Activity: Below are some records; write them all out again exactly.

Entries shown:

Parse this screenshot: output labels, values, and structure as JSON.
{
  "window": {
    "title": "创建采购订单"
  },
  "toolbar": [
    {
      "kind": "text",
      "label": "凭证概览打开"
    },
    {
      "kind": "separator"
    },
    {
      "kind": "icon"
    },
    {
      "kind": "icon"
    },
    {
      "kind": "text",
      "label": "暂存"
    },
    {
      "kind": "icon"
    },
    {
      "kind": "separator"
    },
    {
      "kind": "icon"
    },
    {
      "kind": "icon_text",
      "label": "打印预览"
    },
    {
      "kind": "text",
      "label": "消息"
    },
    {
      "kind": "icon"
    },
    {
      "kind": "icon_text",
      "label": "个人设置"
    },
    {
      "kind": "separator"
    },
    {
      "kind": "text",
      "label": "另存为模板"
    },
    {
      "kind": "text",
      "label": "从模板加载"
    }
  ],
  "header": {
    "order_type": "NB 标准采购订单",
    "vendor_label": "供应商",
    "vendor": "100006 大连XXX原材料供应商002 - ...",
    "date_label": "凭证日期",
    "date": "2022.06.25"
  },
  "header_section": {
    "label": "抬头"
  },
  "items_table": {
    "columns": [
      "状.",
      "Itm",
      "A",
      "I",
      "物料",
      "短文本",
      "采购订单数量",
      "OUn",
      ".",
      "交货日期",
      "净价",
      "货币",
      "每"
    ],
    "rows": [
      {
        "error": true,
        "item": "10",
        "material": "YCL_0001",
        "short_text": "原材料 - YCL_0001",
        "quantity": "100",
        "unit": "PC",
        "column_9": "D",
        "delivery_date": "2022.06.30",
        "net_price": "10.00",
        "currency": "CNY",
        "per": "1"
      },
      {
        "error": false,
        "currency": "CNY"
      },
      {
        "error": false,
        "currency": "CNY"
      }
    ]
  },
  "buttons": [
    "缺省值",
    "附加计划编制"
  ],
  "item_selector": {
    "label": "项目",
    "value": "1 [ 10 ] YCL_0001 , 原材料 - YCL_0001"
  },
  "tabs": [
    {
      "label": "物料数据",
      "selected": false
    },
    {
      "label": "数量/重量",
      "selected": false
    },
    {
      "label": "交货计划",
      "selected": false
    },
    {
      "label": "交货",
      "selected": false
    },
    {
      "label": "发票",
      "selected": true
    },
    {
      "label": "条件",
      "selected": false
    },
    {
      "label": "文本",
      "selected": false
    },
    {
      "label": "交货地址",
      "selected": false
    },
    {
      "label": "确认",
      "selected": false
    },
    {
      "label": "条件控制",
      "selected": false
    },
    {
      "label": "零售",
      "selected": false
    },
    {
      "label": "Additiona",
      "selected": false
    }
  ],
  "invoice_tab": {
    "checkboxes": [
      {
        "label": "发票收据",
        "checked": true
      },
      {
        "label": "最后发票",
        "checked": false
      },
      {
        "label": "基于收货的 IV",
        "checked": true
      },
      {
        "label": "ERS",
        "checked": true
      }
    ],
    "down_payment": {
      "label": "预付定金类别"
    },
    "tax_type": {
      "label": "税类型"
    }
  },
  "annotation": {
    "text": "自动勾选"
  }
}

Answer to the problem:
Parse this screenshot: output labels, values, and structure as JSON.
{
  "window": {
    "title": "创建采购订单"
  },
  "toolbar": [
    {
      "kind": "text",
      "label": "凭证概览打开"
    },
    {
      "kind": "separator"
    },
    {
      "kind": "icon"
    },
    {
      "kind": "icon"
    },
    {
      "kind": "text",
      "label": "暂存"
    },
    {
      "kind": "icon"
    },
    {
      "kind": "separator"
    },
    {
      "kind": "icon"
    },
    {
      "kind": "icon_text",
      "label": "打印预览"
    },
    {
      "kind": "text",
      "label": "消息"
    },
    {
      "kind": "icon"
    },
    {
      "kind": "icon_text",
      "label": "个人设置"
    },
    {
      "kind": "separator"
    },
    {
      "kind": "text",
      "label": "另存为模板"
    },
    {
      "kind": "text",
      "label": "从模板加载"
    }
  ],
  "header": {
    "order_type": "NB 标准采购订单",
    "vendor_label": "供应商",
    "vendor": "100006 大连XXX原材料供应商002 - ...",
    "date_label": "凭证日期",
    "date": "2022.06.25"
  },
  "header_section": {
    "label": "抬头"
  },
  "items_table": {
    "columns": [
      "状.",
      "Itm",
      "A",
      "I",
      "物料",
      "短文本",
      "采购订单数量",
      "OUn",
      ".",
      "交货日期",
      "净价",
      "货币",
      "每"
    ],
    "rows": [
      {
        "error": true,
        "item": "10",
        "material": "YCL_0001",
        "short_text": "原材料 - YCL_0001",
        "quantity": "100",
        "unit": "PC",
        "column_9": "D",
        "delivery_date": "2022.06.30",
        "net_price": "10.00",
        "currency": "CNY",
        "per": "1"
      },
      {
        "error": false,
        "currency": "CNY"
      },
      {
        "error": false,
        "currency": "CNY"
      }
    ]
  },
  "buttons": [
    "缺省值",
    "附加计划编制"
  ],
  "item_selector": {
    "label": "项目",
    "value": "1 [ 10 ] YCL_0001 , 原材料 - YCL_0001"
  },
  "tabs": [
    {
      "label": "物料数据",
      "selected": false
    },
    {
      "label": "数量/重量",
      "selected": false
    },
    {
      "label": "交货计划",
      "selected": false
    },
    {
      "label": "交货",
      "selected": false
    },
    {
      "label": "发票",
      "selected": true
    },
    {
      "label": "条件",
      "selected": false
    },
    {
      "label": "文本",
      "selected": false
    },
    {
      "label": "交货地址",
      "selected": false
    },
    {
      "label": "确认",
      "selected": false
    },
    {
      "label": "条件控制",
      "selected": false
    },
    {
      "label": "零售",
      "selected": false
    },
    {
      "label": "Additiona",
      "selected": false
    }
  ],
  "invoice_tab": {
    "checkboxes": [
      {
        "label": "发票收据",
        "checked": true
      },
      {
        "label": "最后发票",
        "checked": false
      },
      {
        "label": "基于收货的 IV",
        "checked": true
      },
      {
        "label": "ERS",
        "checked": true
      }
    ],
    "down_payment": {
      "label": "预付定金类别"
    },
    "tax_type": {
      "label": "税类型"
    }
  },
  "annotation": {
    "text": "自动勾选"
  }
}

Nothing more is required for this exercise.